Smallwood is right. But this is not down to luck. It is down to the sacrifice of hard working staff across the service, who shouldered an incredible burden over the last winter. Recent OECD and Nuffield Trust estimates suggest that the UK needs over 47,000 more nurses and over 26,000 more doctors just to reach the average of other developed countries. (The fact that the NHS provides world leading care in these circumstances highlights its effectiveness.) As healthcare workers are increasingly being asked to provide more, for less, the government presses on with their political propaganda of providing a seven day NHS. The fact is the NHS already provides a seven-day acute and emergency service. It treats anyone who really needs to seen at a weekend.

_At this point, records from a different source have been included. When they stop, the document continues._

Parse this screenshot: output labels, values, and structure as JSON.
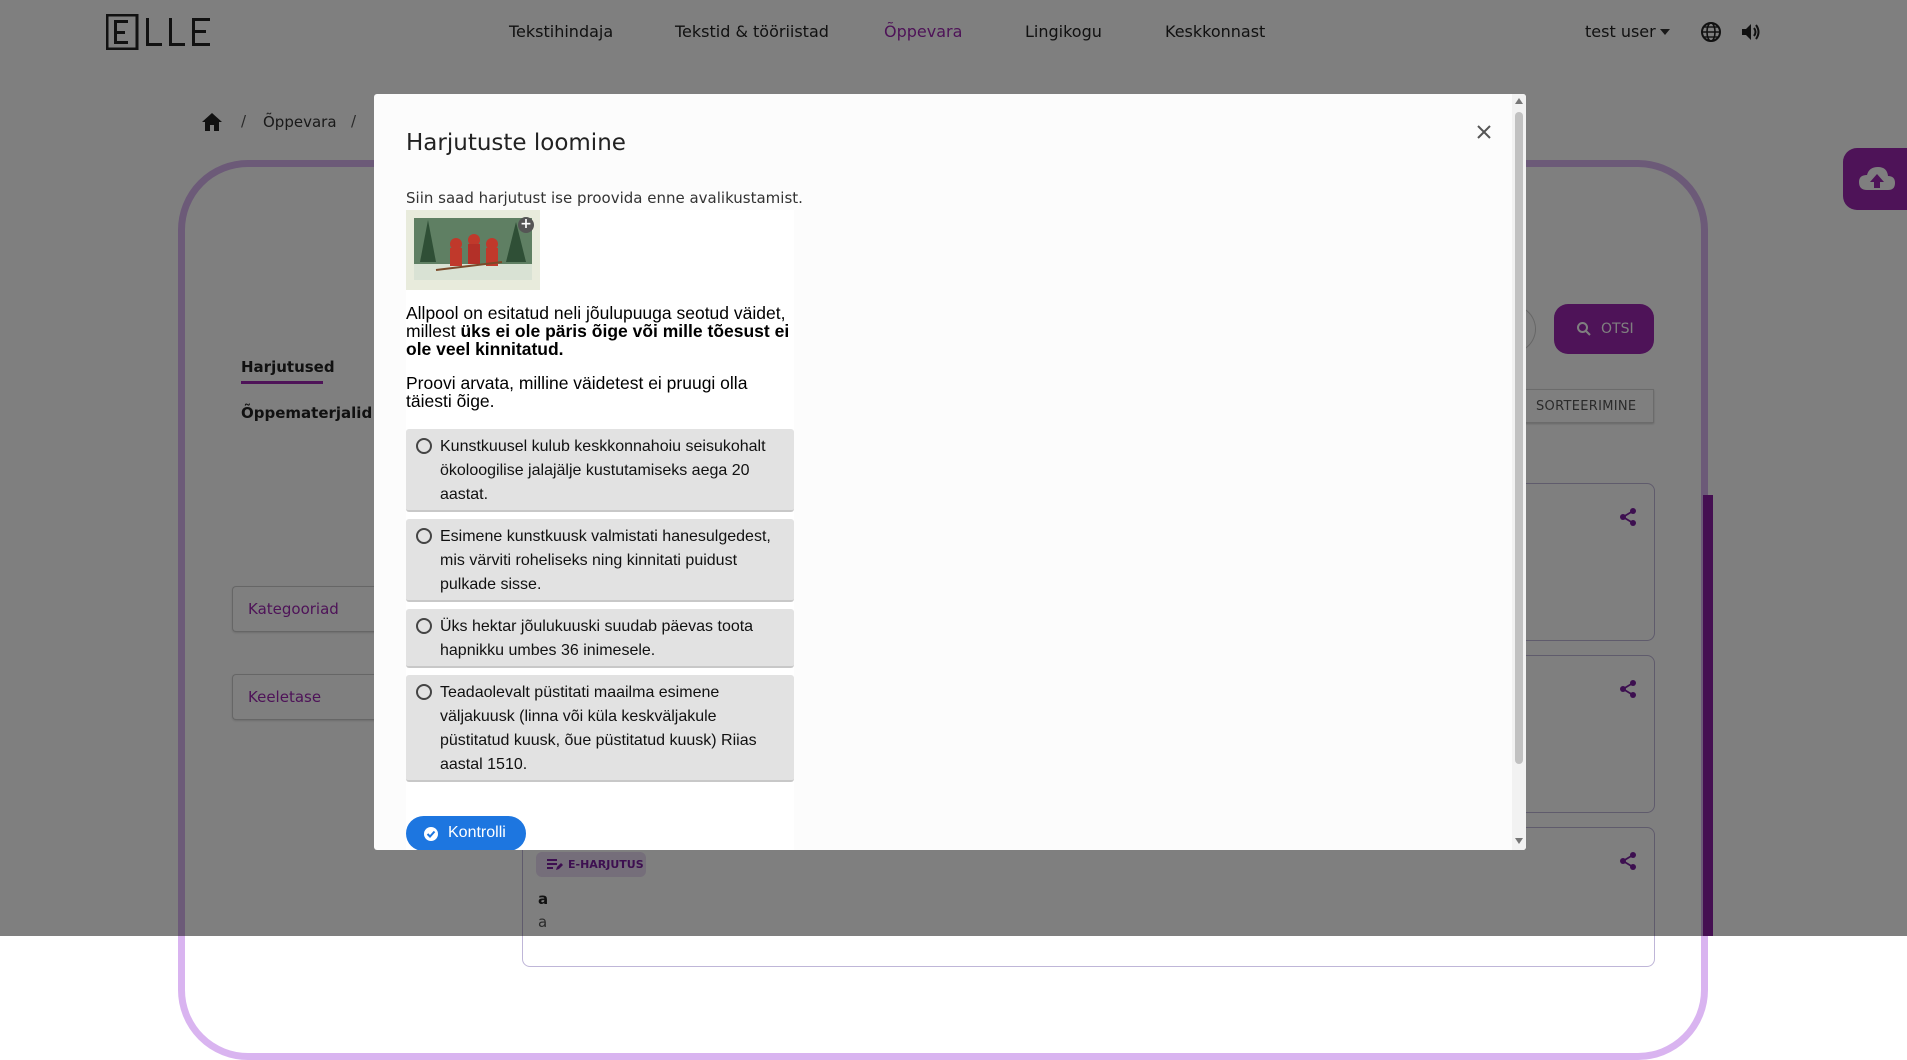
{
  "header": {
    "nav": [
      "Tekstihindaja",
      "Tekstid & tööriistad",
      "Õppevara",
      "Lingikogu",
      "Keskkonnast"
    ],
    "active_nav": "Õppevara",
    "user": "test user",
    "logo_icon": "elle-logo",
    "globe_icon": "globe-icon",
    "speaker_icon": "speaker-icon"
  },
  "breadcrumb": {
    "home_icon": "home-icon",
    "separator": "/",
    "items": [
      "Õppevara"
    ]
  },
  "page": {
    "tabs": [
      "Harjutused",
      "Õppematerjalid"
    ],
    "active_tab": "Harjutused",
    "filters": [
      "Kategooriad",
      "Keeletase"
    ],
    "search_button": "OTSI",
    "sort_button": "SORTEERIMINE",
    "chip_label": "E-HARJUTUS",
    "card_title": "a",
    "card_subtitle": "a",
    "accent_color": "#9c27b0"
  },
  "modal": {
    "title": "Harjutuste loomine",
    "close_icon": "close-icon",
    "intro": "Siin saad harjutust ise proovida enne avalikustamist.",
    "question_part1": "Allpool on esitatud neli jõulupuuga seotud väidet, millest ",
    "question_bold": "üks ei ole päris õige või mille tõesust ei ole veel kinnitatud.",
    "question_part2": "Proovi arvata, milline väidetest ei pruugi olla täiesti õige.",
    "options": [
      "Kunstkuusel kulub keskkonnahoiu seisukohalt ökoloogilise jalajälje kustutamiseks aega 20 aastat.",
      "Esimene kunstkuusk valmistati hanesulgedest, mis värviti roheliseks ning kinnitati puidust pulkade sisse.",
      "Üks hektar jõulukuuski suudab päevas toota hapnikku umbes 36 inimesele.",
      "Teadaolevalt püstitati maailma esimene väljakuusk (linna või küla keskväljakule püstitatud kuusk, õue püstitatud kuusk) Riias aastal 1510."
    ],
    "check_button": "Kontrolli",
    "check_color": "#1d76e0"
  }
}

The Head of the Royal College of Physicians believes that to provide an elective seven day service would require an extra 38,000 doctors! Not to mention pharmacy staff, physios, occupational therapists, radiologists, ward clerks, nurses, healthcare assistants. Under the current government and financial situation talk of this kind of seven-day service is only a rhetorical device for the Secretary of State for Health. Austerity has laid waste to social care, with billions in funding cuts leading to over 300,000 fewer over 65s receiving care at home. As winter bites the old and frail will end up at the door of Accident and Emergency. At the same time there is a projected £2 billion budget deficit for NHS providers. The estimated budget deficit by the end of the parliament is £30 billion, and so 2-3% cuts a year are required. The Conservatives pledged an extra £8 billion during the general election but the NHS has not yet seen this money. Without a radical upturn in funding we will see hospital trusts collapse. The response from Health Authorities to the coming winter crisis is advertising campaigns encouraging people to see their pharmacist if unwell, and to ensure their homes are heated properly. That is not much good to the 2.3 million living in fuel poverty.

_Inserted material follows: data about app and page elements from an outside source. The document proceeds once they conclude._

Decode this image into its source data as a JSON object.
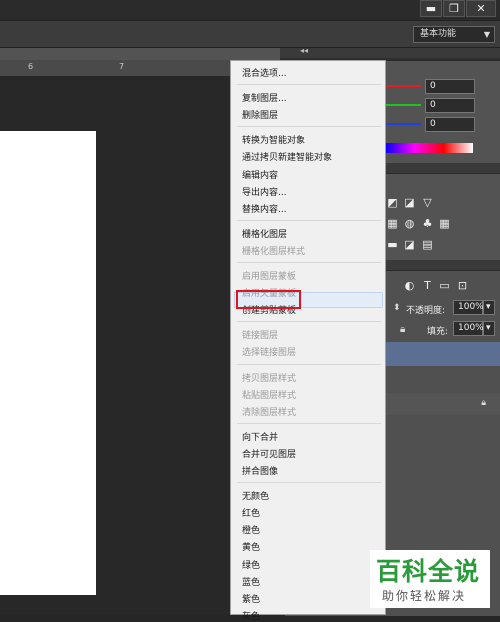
{
  "window": {
    "minimize": "▬",
    "restore": "❐",
    "close": "✕",
    "workspace": "基本功能"
  },
  "ruler": {
    "marks": [
      "6",
      "7"
    ]
  },
  "color_panel": {
    "r_value": "0",
    "g_value": "0",
    "b_value": "0",
    "accent_red": "#e02020",
    "accent_green": "#20c020",
    "accent_blue": "#2040e0"
  },
  "layers_panel": {
    "opacity_label": "不透明度:",
    "opacity_value": "100%",
    "fill_label": "填充:",
    "fill_value": "100%"
  },
  "context_menu": {
    "groups": [
      [
        {
          "label": "混合选项...",
          "disabled": false
        }
      ],
      [
        {
          "label": "复制图层...",
          "disabled": false
        },
        {
          "label": "删除图层",
          "disabled": false
        }
      ],
      [
        {
          "label": "转换为智能对象",
          "disabled": false
        },
        {
          "label": "通过拷贝新建智能对象",
          "disabled": false
        },
        {
          "label": "编辑内容",
          "disabled": false
        },
        {
          "label": "导出内容...",
          "disabled": false
        },
        {
          "label": "替换内容...",
          "disabled": false
        }
      ],
      [
        {
          "label": "栅格化图层",
          "disabled": false
        },
        {
          "label": "栅格化图层样式",
          "disabled": true
        }
      ],
      [
        {
          "label": "启用图层蒙板",
          "disabled": true
        },
        {
          "label": "启用矢量蒙板",
          "disabled": true
        },
        {
          "label": "创建剪贴蒙板",
          "disabled": false
        }
      ],
      [
        {
          "label": "链接图层",
          "disabled": true
        },
        {
          "label": "选择链接图层",
          "disabled": true
        }
      ],
      [
        {
          "label": "拷贝图层样式",
          "disabled": true
        },
        {
          "label": "粘贴图层样式",
          "disabled": true
        },
        {
          "label": "清除图层样式",
          "disabled": true
        }
      ],
      [
        {
          "label": "向下合并",
          "disabled": false
        },
        {
          "label": "合并可见图层",
          "disabled": false
        },
        {
          "label": "拼合图像",
          "disabled": false
        }
      ],
      [
        {
          "label": "无颜色",
          "disabled": false
        },
        {
          "label": "红色",
          "disabled": false
        },
        {
          "label": "橙色",
          "disabled": false
        },
        {
          "label": "黄色",
          "disabled": false
        },
        {
          "label": "绿色",
          "disabled": false
        },
        {
          "label": "蓝色",
          "disabled": false
        },
        {
          "label": "紫色",
          "disabled": false
        },
        {
          "label": "灰色",
          "disabled": false
        }
      ]
    ]
  },
  "watermark": {
    "top": "百科全说",
    "bottom": "助你轻松解决"
  }
}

Hospital trusts will be forced to cut staff numbers further, lengthen waiting times and decrease the quality of service. No other outcome is foreseeable. We need to argue and fight for root and branch change within our NHS. Front line health workers have performed incredible feats to keep our NHS alive. Imagine what they could do if they were genuinely empowered and given the resources to do their jobs without current stresses. To do this, they are going to have to learn to fight back. The junior doctors’ and Antrim nurses’ disputes are showing the rest of the health workforce that if they want to defend patient care they are going to have to use collective strategies of struggle, including industrial action. The NHS needs at least £5 billion a year extra just to maintain itself. We spend a relatively small amount of money in the UK on healthcare, for which we get incredible results. But we cannot just put money into the NHS. We need to radically transform the role of the workforce. We need to rebuild our social care system, as the two work hand in hand. We need to refocus our public health system on the social determinants of health, on poverty and inequality. We need to save our education system from rampant privatisation to ensure that we can train the next generation of health workers. The fight to save the NHS cannot be won alone in isolation from the fight for a future better society.

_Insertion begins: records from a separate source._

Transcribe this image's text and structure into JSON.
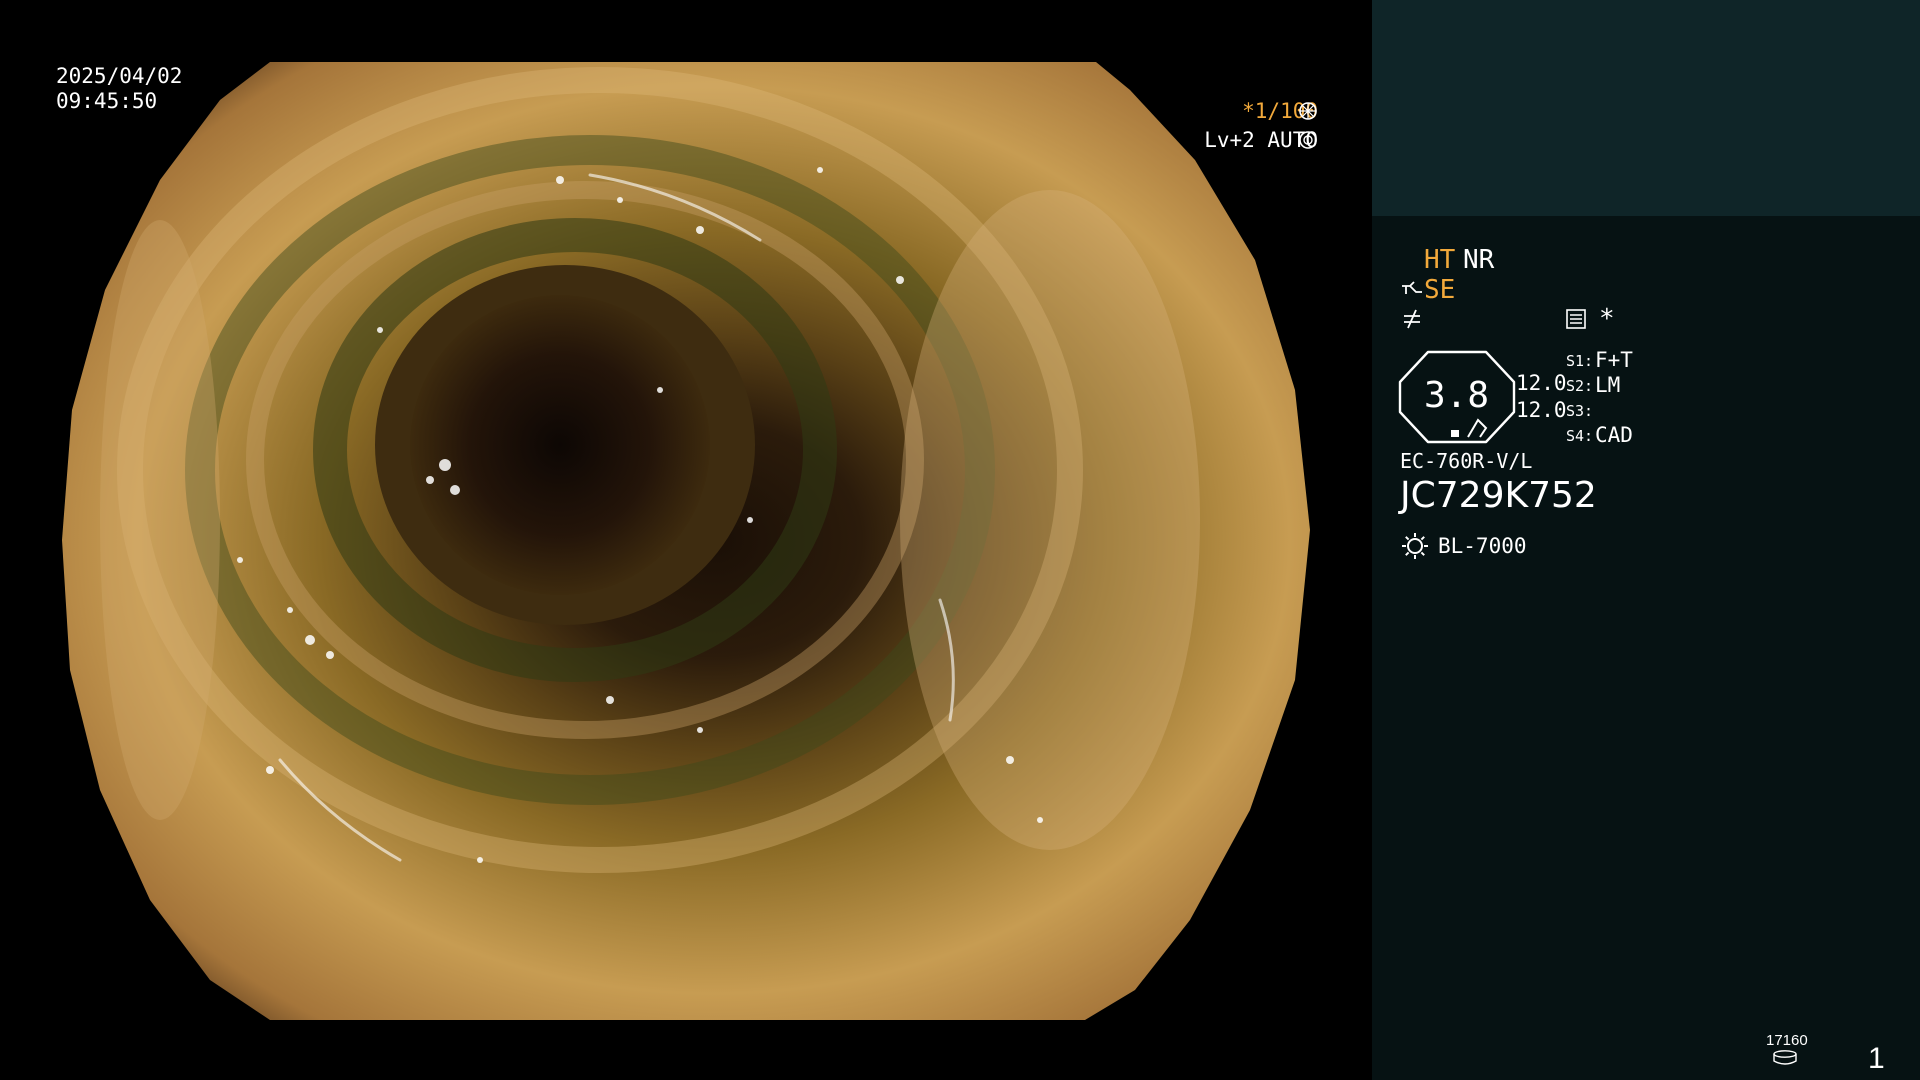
{
  "overlay": {
    "date": "2025/04/02",
    "time": "09:45:50",
    "shutter": "*1/100",
    "shutter_icon": "shutter-icon",
    "level": "Lv+2 AUTO",
    "level_icon": "iris-icon"
  },
  "panel": {
    "ht": "HT",
    "nr": "NR",
    "se": "SE",
    "star": "*",
    "gauge_value": "3.8",
    "value1": "12.0",
    "value2": "12.0",
    "s1_label": "S1:",
    "s1_value": "F+T",
    "s2_label": "S2:",
    "s2_value": "LM",
    "s3_label": "S3:",
    "s3_value": "",
    "s4_label": "S4:",
    "s4_value": "CAD",
    "scope_model": "EC-760R-V/L",
    "serial": "JC729K752",
    "light_source": "BL-7000",
    "image_count": "17160",
    "page": "1"
  },
  "colors": {
    "accent_orange": "#f2a93b",
    "panel_top": "#0f2528",
    "panel_bottom": "#061213"
  }
}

The Secretary of State for Health Jeremy Hunt’s recent “firm contract offer” to junior doctors has succeeded in causing further anger. The offer, leaked to the press and then emailed to individual junior doctors via the organisations in charge of delivering their training, was reported as an 11% pay rise. However it quickly became clear that it was in fact a huge pay cut. Junior doctors are currently being balloted for industrial action by the British Medical Association over the government’s decision to impose a new contract upon them by August 2016. This contract will remove key financial safeguards which prevent doctors from being overworked. It will have a detrimental impact on those who take time out of work for training, education or to raise a family. It also reclassifies normal working hours as Monday to Friday 7am to 10pm and Saturday 7am to 7pm. The latest contract offer from the Department of Health is seen as particularly sly as it has been released at the same time as a pay calculator. This calculator promises “pay protection” to all current junior doctors based on their current salary. It is through this mechanism that the Secretary of State can claim no junior doctor faces a pay cut. However pay protection will only last until 2019, when most juniors will still be on the contract, and does nothing for current medical students, those out of training on maternity leave or study. The ballot for action closes on 18 November with the results set to be announced shortly after. We expect a “yes”.